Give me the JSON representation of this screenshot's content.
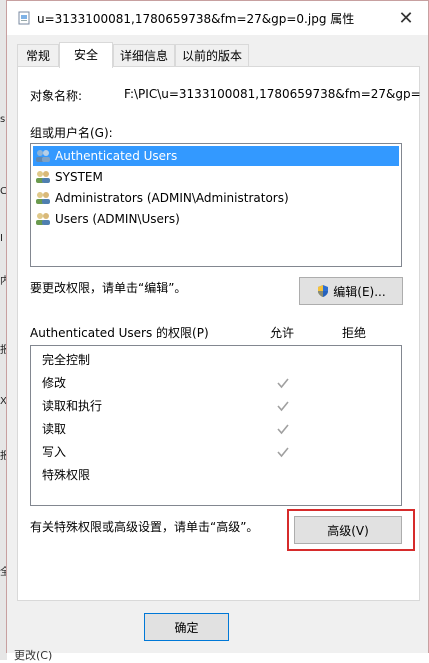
{
  "window": {
    "title": "u=3133100081,1780659738&fm=27&gp=0.jpg 属性",
    "close_glyph": "✕"
  },
  "tabs": [
    {
      "label": "常规",
      "active": false
    },
    {
      "label": "安全",
      "active": true
    },
    {
      "label": "详细信息",
      "active": false
    },
    {
      "label": "以前的版本",
      "active": false
    }
  ],
  "object_name": {
    "label": "对象名称:",
    "value": "F:\\PIC\\u=3133100081,1780659738&fm=27&gp="
  },
  "groups": {
    "label": "组或用户名(G):",
    "items": [
      {
        "label": "Authenticated Users",
        "selected": true
      },
      {
        "label": "SYSTEM",
        "selected": false
      },
      {
        "label": "Administrators (ADMIN\\Administrators)",
        "selected": false
      },
      {
        "label": "Users (ADMIN\\Users)",
        "selected": false
      }
    ]
  },
  "edit": {
    "hint": "要更改权限，请单击“编辑”。",
    "button_label": "编辑(E)..."
  },
  "permissions": {
    "title": "Authenticated Users 的权限(P)",
    "allow_header": "允许",
    "deny_header": "拒绝",
    "rows": [
      {
        "name": "完全控制",
        "allow": false
      },
      {
        "name": "修改",
        "allow": true
      },
      {
        "name": "读取和执行",
        "allow": true
      },
      {
        "name": "读取",
        "allow": true
      },
      {
        "name": "写入",
        "allow": true
      },
      {
        "name": "特殊权限",
        "allow": false
      }
    ]
  },
  "advanced": {
    "hint": "有关特殊权限或高级设置，请单击“高级”。",
    "button_label": "高级(V)"
  },
  "footer": {
    "ok_label": "确定"
  },
  "background_app": {
    "left_marks": [
      "s",
      "C",
      "I",
      "内",
      "报",
      "X",
      "报",
      "全"
    ],
    "bottom_text": "更改(C)"
  },
  "colors": {
    "selection": "#3399ff",
    "highlight_frame": "#d62b2b",
    "check_mark": "#a0a0a0"
  },
  "icons": {
    "file_icon": "document-icon",
    "user_icon": "users-group-icon",
    "shield_icon": "uac-shield-icon",
    "check_icon": "check-mark-icon"
  }
}
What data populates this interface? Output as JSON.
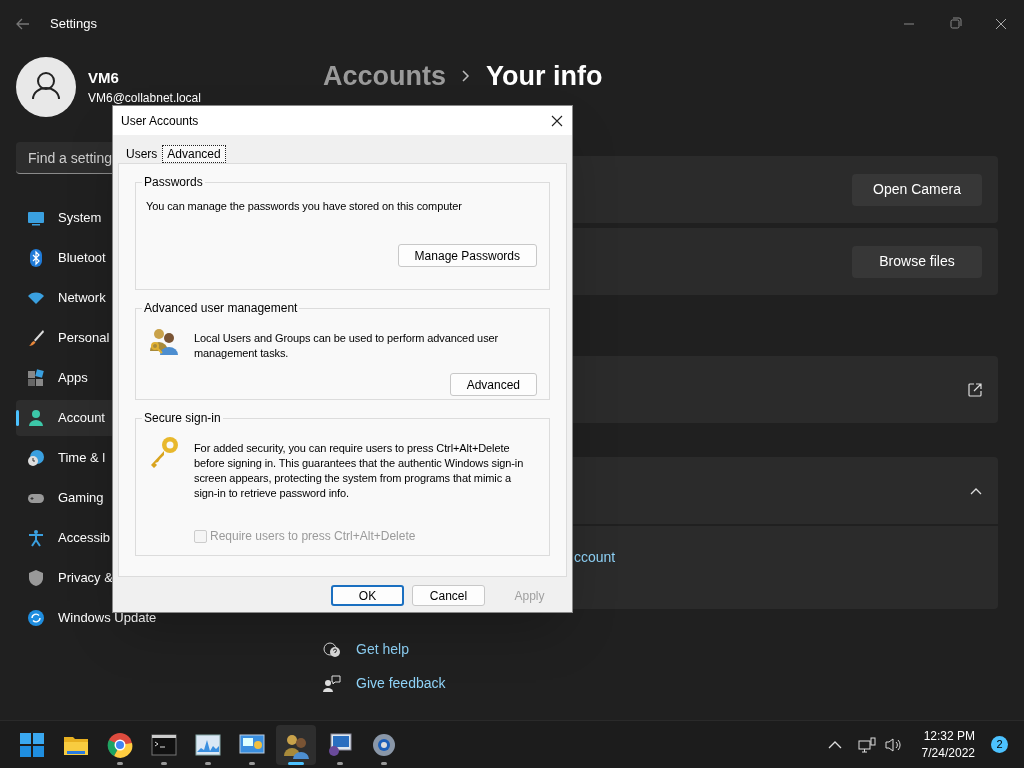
{
  "settings": {
    "title": "Settings",
    "user": {
      "name": "VM6",
      "email": "VM6@collabnet.local"
    },
    "search": {
      "placeholder": "Find a setting"
    },
    "nav": [
      {
        "label": "System",
        "selected": false
      },
      {
        "label": "Bluetoot",
        "selected": false
      },
      {
        "label": "Network",
        "selected": false
      },
      {
        "label": "Personal",
        "selected": false
      },
      {
        "label": "Apps",
        "selected": false
      },
      {
        "label": "Account",
        "selected": true
      },
      {
        "label": "Time & l",
        "selected": false
      },
      {
        "label": "Gaming",
        "selected": false
      },
      {
        "label": "Accessib",
        "selected": false
      },
      {
        "label": "Privacy &",
        "selected": false
      },
      {
        "label": "Windows Update",
        "selected": false
      }
    ],
    "breadcrumb": {
      "parent": "Accounts",
      "current": "Your info"
    },
    "cards": [
      {
        "kind": "button",
        "button": "Open Camera"
      },
      {
        "kind": "button",
        "button": "Browse files"
      },
      {
        "kind": "external"
      },
      {
        "kind": "expander",
        "expanded": true,
        "link": "ccount"
      }
    ],
    "help_links": [
      {
        "label": "Get help"
      },
      {
        "label": "Give feedback"
      }
    ]
  },
  "dialog": {
    "title": "User Accounts",
    "tabs": [
      {
        "label": "Users",
        "selected": false
      },
      {
        "label": "Advanced",
        "selected": true
      }
    ],
    "groups": [
      {
        "title": "Passwords",
        "kind": "plain",
        "text": "You can manage the passwords you have stored on this computer",
        "button": "Manage Passwords"
      },
      {
        "title": "Advanced user management",
        "kind": "users",
        "text": "Local Users and Groups can be used to perform advanced user management tasks.",
        "button": "Advanced"
      },
      {
        "title": "Secure sign-in",
        "kind": "key",
        "text": "For added security, you can require users to press Ctrl+Alt+Delete before signing in. This guarantees that the authentic Windows sign-in screen appears, protecting the system from programs that mimic a sign-in to retrieve password info.",
        "checkbox": {
          "label": "Require users to press Ctrl+Alt+Delete",
          "checked": false,
          "disabled": true
        }
      }
    ],
    "buttons": [
      {
        "label": "OK",
        "default": true,
        "disabled": false
      },
      {
        "label": "Cancel",
        "default": false,
        "disabled": false
      },
      {
        "label": "Apply",
        "default": false,
        "disabled": true
      }
    ]
  },
  "taskbar": {
    "apps": [
      {
        "running": false,
        "selected": false
      },
      {
        "running": false,
        "selected": false
      },
      {
        "running": true,
        "selected": false
      },
      {
        "running": true,
        "selected": false
      },
      {
        "running": true,
        "selected": false
      },
      {
        "running": true,
        "selected": false
      },
      {
        "running": true,
        "selected": true
      },
      {
        "running": true,
        "selected": false
      },
      {
        "running": true,
        "selected": false
      }
    ],
    "time": "12:32 PM",
    "date": "7/24/2022",
    "notifications": "2"
  }
}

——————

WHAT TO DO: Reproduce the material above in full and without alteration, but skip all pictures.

EXERCISE ANSWER:
Give me the JSON representation of this screenshot's content.
{
  "window": {
    "title": "u=3133100081,1780659738&fm=27&gp=0.jpg 属性",
    "close_glyph": "✕"
  },
  "tabs": [
    {
      "label": "常规",
      "active": false
    },
    {
      "label": "安全",
      "active": true
    },
    {
      "label": "详细信息",
      "active": false
    },
    {
      "label": "以前的版本",
      "active": false
    }
  ],
  "object_name": {
    "label": "对象名称:",
    "value": "F:\\PIC\\u=3133100081,1780659738&fm=27&gp="
  },
  "groups": {
    "label": "组或用户名(G):",
    "items": [
      {
        "label": "Authenticated Users",
        "selected": true
      },
      {
        "label": "SYSTEM",
        "selected": false
      },
      {
        "label": "Administrators (ADMIN\\Administrators)",
        "selected": false
      },
      {
        "label": "Users (ADMIN\\Users)",
        "selected": false
      }
    ]
  },
  "edit": {
    "hint": "要更改权限，请单击“编辑”。",
    "button_label": "编辑(E)..."
  },
  "permissions": {
    "title": "Authenticated Users 的权限(P)",
    "allow_header": "允许",
    "deny_header": "拒绝",
    "rows": [
      {
        "name": "完全控制",
        "allow": false
      },
      {
        "name": "修改",
        "allow": true
      },
      {
        "name": "读取和执行",
        "allow": true
      },
      {
        "name": "读取",
        "allow": true
      },
      {
        "name": "写入",
        "allow": true
      },
      {
        "name": "特殊权限",
        "allow": false
      }
    ]
  },
  "advanced": {
    "hint": "有关特殊权限或高级设置，请单击“高级”。",
    "button_label": "高级(V)"
  },
  "footer": {
    "ok_label": "确定"
  },
  "background_app": {
    "left_marks": [
      "s",
      "C",
      "I",
      "内",
      "报",
      "X",
      "报",
      "全"
    ],
    "bottom_text": "更改(C)"
  },
  "colors": {
    "selection": "#3399ff",
    "highlight_frame": "#d62b2b",
    "check_mark": "#a0a0a0"
  },
  "icons": {
    "file_icon": "document-icon",
    "user_icon": "users-group-icon",
    "shield_icon": "uac-shield-icon",
    "check_icon": "check-mark-icon"
  }
}
What data populates this interface? Output as JSON.
{
  "settings": {
    "title": "Settings",
    "user": {
      "name": "VM6",
      "email": "VM6@collabnet.local"
    },
    "search": {
      "placeholder": "Find a setting"
    },
    "nav": [
      {
        "label": "System",
        "selected": false
      },
      {
        "label": "Bluetoot",
        "selected": false
      },
      {
        "label": "Network",
        "selected": false
      },
      {
        "label": "Personal",
        "selected": false
      },
      {
        "label": "Apps",
        "selected": false
      },
      {
        "label": "Account",
        "selected": true
      },
      {
        "label": "Time & l",
        "selected": false
      },
      {
        "label": "Gaming",
        "selected": false
      },
      {
        "label": "Accessib",
        "selected": false
      },
      {
        "label": "Privacy &",
        "selected": false
      },
      {
        "label": "Windows Update",
        "selected": false
      }
    ],
    "breadcrumb": {
      "parent": "Accounts",
      "current": "Your info"
    },
    "cards": [
      {
        "kind": "button",
        "button": "Open Camera"
      },
      {
        "kind": "button",
        "button": "Browse files"
      },
      {
        "kind": "external"
      },
      {
        "kind": "expander",
        "expanded": true,
        "link": "ccount"
      }
    ],
    "help_links": [
      {
        "label": "Get help"
      },
      {
        "label": "Give feedback"
      }
    ]
  },
  "dialog": {
    "title": "User Accounts",
    "tabs": [
      {
        "label": "Users",
        "selected": false
      },
      {
        "label": "Advanced",
        "selected": true
      }
    ],
    "groups": [
      {
        "title": "Passwords",
        "kind": "plain",
        "text": "You can manage the passwords you have stored on this computer",
        "button": "Manage Passwords"
      },
      {
        "title": "Advanced user management",
        "kind": "users",
        "text": "Local Users and Groups can be used to perform advanced user management tasks.",
        "button": "Advanced"
      },
      {
        "title": "Secure sign-in",
        "kind": "key",
        "text": "For added security, you can require users to press Ctrl+Alt+Delete before signing in. This guarantees that the authentic Windows sign-in screen appears, protecting the system from programs that mimic a sign-in to retrieve password info.",
        "checkbox": {
          "label": "Require users to press Ctrl+Alt+Delete",
          "checked": false,
          "disabled": true
        }
      }
    ],
    "buttons": [
      {
        "label": "OK",
        "default": true,
        "disabled": false
      },
      {
        "label": "Cancel",
        "default": false,
        "disabled": false
      },
      {
        "label": "Apply",
        "default": false,
        "disabled": true
      }
    ]
  },
  "taskbar": {
    "apps": [
      {
        "running": false,
        "selected": false
      },
      {
        "running": false,
        "selected": false
      },
      {
        "running": true,
        "selected": false
      },
      {
        "running": true,
        "selected": false
      },
      {
        "running": true,
        "selected": false
      },
      {
        "running": true,
        "selected": false
      },
      {
        "running": true,
        "selected": true
      },
      {
        "running": true,
        "selected": false
      },
      {
        "running": true,
        "selected": false
      }
    ],
    "time": "12:32 PM",
    "date": "7/24/2022",
    "notifications": "2"
  }
}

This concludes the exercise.